## Your instructions
Check every line of the entries that follow, and copy the ones containing "width".

## Input data
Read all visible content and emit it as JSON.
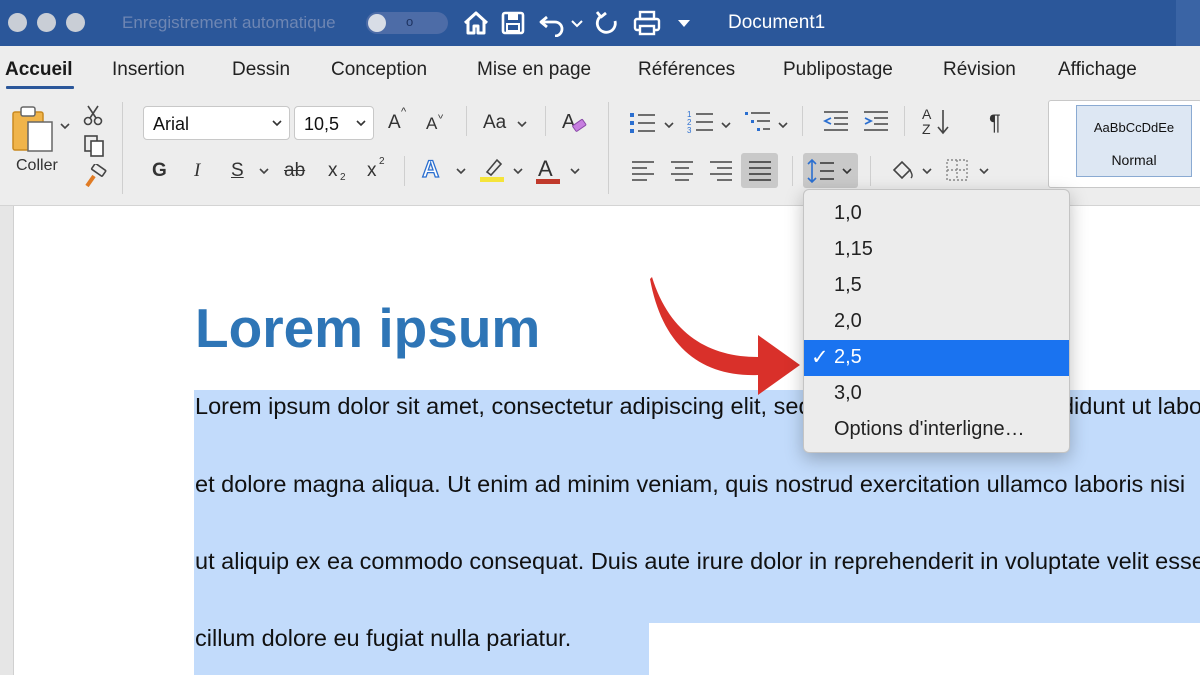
{
  "window": {
    "autosave_label": "Enregistrement automatique",
    "autosave_toggle_text": "o",
    "document_title": "Document1"
  },
  "tabs": [
    {
      "label": "Accueil",
      "active": true
    },
    {
      "label": "Insertion"
    },
    {
      "label": "Dessin"
    },
    {
      "label": "Conception"
    },
    {
      "label": "Mise en page"
    },
    {
      "label": "Références"
    },
    {
      "label": "Publipostage"
    },
    {
      "label": "Révision"
    },
    {
      "label": "Affichage"
    }
  ],
  "ribbon": {
    "paste_label": "Coller",
    "font_name": "Arial",
    "font_size": "10,5",
    "grow_font": "A",
    "shrink_font": "A",
    "change_case": "Aa",
    "bold": "G",
    "italic": "I",
    "underline": "S",
    "strikethrough": "ab",
    "subscript": "x",
    "subscript_mark": "2",
    "superscript": "x",
    "superscript_mark": "2",
    "text_effects": "A",
    "font_color": "A",
    "pilcrow": "¶",
    "sort_az": "A",
    "sort_z": "Z",
    "style_sample": "AaBbCcDdEe",
    "style_name": "Normal"
  },
  "colors": {
    "title_bar": "#2b579a",
    "heading": "#2e75b6",
    "selection": "#c2dbfb",
    "menu_selected": "#1a73f0",
    "annotation_arrow": "#d9302a",
    "highlighter_yellow": "#f5e43a",
    "font_color_red": "#c0392b"
  },
  "document": {
    "heading": "Lorem ipsum",
    "lines": [
      "Lorem ipsum dolor sit amet, consectetur adipiscing elit, sed do eiusmod tempor incididunt ut labore",
      "et dolore magna aliqua. Ut enim ad minim veniam, quis nostrud exercitation ullamco laboris nisi",
      "ut aliquip ex ea commodo consequat. Duis aute irure dolor in reprehenderit in voluptate velit esse",
      "cillum dolore eu fugiat nulla pariatur."
    ]
  },
  "line_spacing_menu": {
    "items": [
      {
        "label": "1,0"
      },
      {
        "label": "1,15"
      },
      {
        "label": "1,5"
      },
      {
        "label": "2,0"
      },
      {
        "label": "2,5",
        "selected": true
      },
      {
        "label": "3,0"
      },
      {
        "label": "Options d'interligne…"
      }
    ],
    "check_glyph": "✓"
  }
}
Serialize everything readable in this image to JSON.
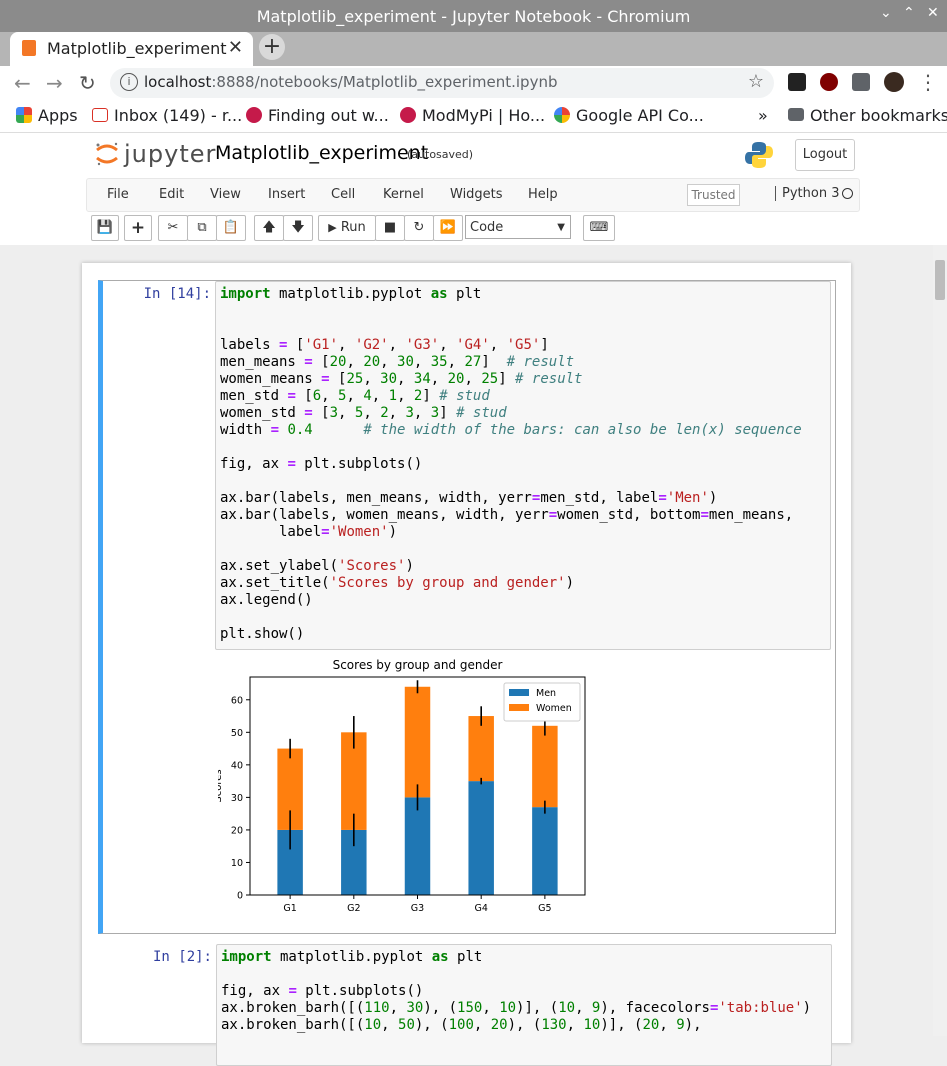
{
  "window": {
    "title": "Matplotlib_experiment - Jupyter Notebook - Chromium"
  },
  "tab": {
    "title": "Matplotlib_experiment - Jupyter"
  },
  "address": {
    "host": "localhost",
    "path": ":8888/notebooks/Matplotlib_experiment.ipynb"
  },
  "bookmarks": [
    {
      "label": "Apps",
      "icon": "apps-grid-icon",
      "color": "#4285f4"
    },
    {
      "label": "Inbox (149) - r...",
      "icon": "gmail-icon",
      "color": "#d93025"
    },
    {
      "label": "Finding out w...",
      "icon": "raspberry-icon",
      "color": "#c51a4a"
    },
    {
      "label": "ModMyPi | Ho...",
      "icon": "raspberry-icon",
      "color": "#c51a4a"
    },
    {
      "label": "Google API Co...",
      "icon": "google-icon",
      "color": "#4285f4"
    }
  ],
  "bookmarks_more": "»",
  "other_bookmarks": "Other bookmarks",
  "jupyter": {
    "logo_text": "jupyter",
    "notebook_name": "Matplotlib_experiment",
    "autosave": "(autosaved)",
    "logout": "Logout",
    "menus": [
      "File",
      "Edit",
      "View",
      "Insert",
      "Cell",
      "Kernel",
      "Widgets",
      "Help"
    ],
    "trusted": "Trusted",
    "kernel": "Python 3",
    "run_label": "Run",
    "cell_type": "Code"
  },
  "cells": [
    {
      "prompt": "In [14]:",
      "code_lines": [
        "import matplotlib.pyplot as plt",
        "",
        "",
        "labels = ['G1', 'G2', 'G3', 'G4', 'G5']",
        "men_means = [20, 20, 30, 35, 27]  # result",
        "women_means = [25, 30, 34, 20, 25] # result",
        "men_std = [6, 5, 4, 1, 2] # stud",
        "women_std = [3, 5, 2, 3, 3] # stud",
        "width = 0.4      # the width of the bars: can also be len(x) sequence",
        "",
        "fig, ax = plt.subplots()",
        "",
        "ax.bar(labels, men_means, width, yerr=men_std, label='Men')",
        "ax.bar(labels, women_means, width, yerr=women_std, bottom=men_means,",
        "       label='Women')",
        "",
        "ax.set_ylabel('Scores')",
        "ax.set_title('Scores by group and gender')",
        "ax.legend()",
        "",
        "plt.show()"
      ]
    },
    {
      "prompt": "In [2]:",
      "code_lines": [
        "import matplotlib.pyplot as plt",
        "",
        "fig, ax = plt.subplots()",
        "ax.broken_barh([(110, 30), (150, 10)], (10, 9), facecolors='tab:blue')",
        "ax.broken_barh([(10, 50), (100, 20), (130, 10)], (20, 9),"
      ]
    }
  ],
  "chart_data": {
    "type": "bar",
    "title": "Scores by group and gender",
    "ylabel": "Scores",
    "xlabel": "",
    "categories": [
      "G1",
      "G2",
      "G3",
      "G4",
      "G5"
    ],
    "stacked": true,
    "ylim": [
      0,
      67
    ],
    "yticks": [
      0,
      10,
      20,
      30,
      40,
      50,
      60
    ],
    "legend_position": "top-right",
    "series": [
      {
        "name": "Men",
        "values": [
          20,
          20,
          30,
          35,
          27
        ],
        "errors": [
          6,
          5,
          4,
          1,
          2
        ],
        "color": "#1f77b4"
      },
      {
        "name": "Women",
        "values": [
          25,
          30,
          34,
          20,
          25
        ],
        "errors": [
          3,
          5,
          2,
          3,
          3
        ],
        "color": "#ff7f0e"
      }
    ]
  }
}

## Solution to this problem
        "width = 0.4      # the width of the bars: can also be len(x) sequence",
        "ax.bar(labels, men_means, width, yerr=men_std, label='Men')",
        "ax.bar(labels, women_means, width, yerr=women_std, bottom=men_means,",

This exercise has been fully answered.